Squash blossoms (we used 8)
1 small yellow onion, peeled and diced
5-6 tablespoons shredded cheese (we used a random assortment of cheese ends: aged sharp cheddar, Manchego, parmesan)
3-4 big handfuls baby arugula
2-3 tablespoons raisins
Salt & pepper
Grapeseed or other neutral oil for cooking
In your largest cast iron pan, cook the onion down over medium heat. Once it is softened a bit, raise the heat to high and char the edges (I realize this is controversial – if you don’t believe in ‘browning’ your onions then skip it – but really, it adds to the flavor!).
Mix the charred (or just wilted) onion in a large bowl with the cheese. Once it is well mixed (the cheese should melt a bit) add the arugula and raisins, and mix everything gently together. Season with salt and pepper – taste and adjust.
Gently open each squash blossom. Carefully break off the inside bit (that I think eventually becomes the squash? Anyone know about this?). Fill each blossom until it is full and rounded but not bursting. Close gently and twist the top end just slightly, to help hold the blossom shut.
Once all blossoms are stuffed, heat a little bit of oil over medium-high (you can use the same cast iron pan that you cooked the onions in, that’s perfect actually). Once you have a good heat on the pan, put the blossoms in, in batches if need be to allow them room to brown. Watch them like a hawk – brown carefully on all sides, but don’t burn them! It should only take a minute or two to cook each batch.

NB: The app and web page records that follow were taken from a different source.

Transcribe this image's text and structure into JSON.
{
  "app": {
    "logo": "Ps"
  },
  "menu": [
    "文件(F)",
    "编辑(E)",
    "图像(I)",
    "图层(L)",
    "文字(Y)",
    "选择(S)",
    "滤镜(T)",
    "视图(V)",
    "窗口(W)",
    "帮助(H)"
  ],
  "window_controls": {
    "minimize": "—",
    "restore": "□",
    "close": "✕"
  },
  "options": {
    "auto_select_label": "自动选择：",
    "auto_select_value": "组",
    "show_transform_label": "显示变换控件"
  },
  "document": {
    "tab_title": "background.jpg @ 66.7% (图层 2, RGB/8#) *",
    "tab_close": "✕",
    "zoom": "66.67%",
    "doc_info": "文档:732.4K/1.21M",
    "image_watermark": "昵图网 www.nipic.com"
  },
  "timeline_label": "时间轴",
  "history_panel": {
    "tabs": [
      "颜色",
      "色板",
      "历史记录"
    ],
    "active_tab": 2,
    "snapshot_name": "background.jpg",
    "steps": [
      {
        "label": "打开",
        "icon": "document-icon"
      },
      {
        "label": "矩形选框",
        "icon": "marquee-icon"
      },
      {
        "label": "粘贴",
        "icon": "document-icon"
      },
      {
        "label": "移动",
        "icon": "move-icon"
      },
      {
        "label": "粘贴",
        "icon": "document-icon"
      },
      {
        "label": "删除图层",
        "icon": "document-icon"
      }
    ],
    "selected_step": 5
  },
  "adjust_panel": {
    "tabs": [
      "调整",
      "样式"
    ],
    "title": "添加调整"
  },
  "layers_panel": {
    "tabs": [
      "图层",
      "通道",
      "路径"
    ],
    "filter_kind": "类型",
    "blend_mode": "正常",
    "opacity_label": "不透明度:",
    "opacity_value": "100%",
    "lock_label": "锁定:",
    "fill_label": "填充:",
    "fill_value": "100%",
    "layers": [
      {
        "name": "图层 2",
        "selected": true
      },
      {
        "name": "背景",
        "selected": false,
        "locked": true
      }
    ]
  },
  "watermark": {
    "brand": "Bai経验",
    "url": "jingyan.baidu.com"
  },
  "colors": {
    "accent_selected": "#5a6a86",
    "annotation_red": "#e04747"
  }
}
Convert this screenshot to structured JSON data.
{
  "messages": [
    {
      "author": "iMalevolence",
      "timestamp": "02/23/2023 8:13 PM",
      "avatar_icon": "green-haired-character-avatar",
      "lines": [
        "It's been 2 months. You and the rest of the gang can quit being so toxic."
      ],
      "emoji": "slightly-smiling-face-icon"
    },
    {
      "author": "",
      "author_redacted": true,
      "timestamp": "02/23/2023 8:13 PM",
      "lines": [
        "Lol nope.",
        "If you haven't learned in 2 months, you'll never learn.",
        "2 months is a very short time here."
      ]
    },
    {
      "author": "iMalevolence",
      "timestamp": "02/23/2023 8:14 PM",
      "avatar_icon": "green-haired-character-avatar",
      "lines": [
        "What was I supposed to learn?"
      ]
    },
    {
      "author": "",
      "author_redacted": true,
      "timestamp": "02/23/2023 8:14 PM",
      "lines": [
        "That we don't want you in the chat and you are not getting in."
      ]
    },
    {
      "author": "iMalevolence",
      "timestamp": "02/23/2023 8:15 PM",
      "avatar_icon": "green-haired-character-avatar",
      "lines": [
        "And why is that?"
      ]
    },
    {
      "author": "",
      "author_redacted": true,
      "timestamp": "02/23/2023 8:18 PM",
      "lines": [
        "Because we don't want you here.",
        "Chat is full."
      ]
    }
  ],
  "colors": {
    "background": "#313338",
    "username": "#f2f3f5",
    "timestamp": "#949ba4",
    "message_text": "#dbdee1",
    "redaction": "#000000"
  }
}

Carefully remove to plates, and serve as appetizers or part of the main.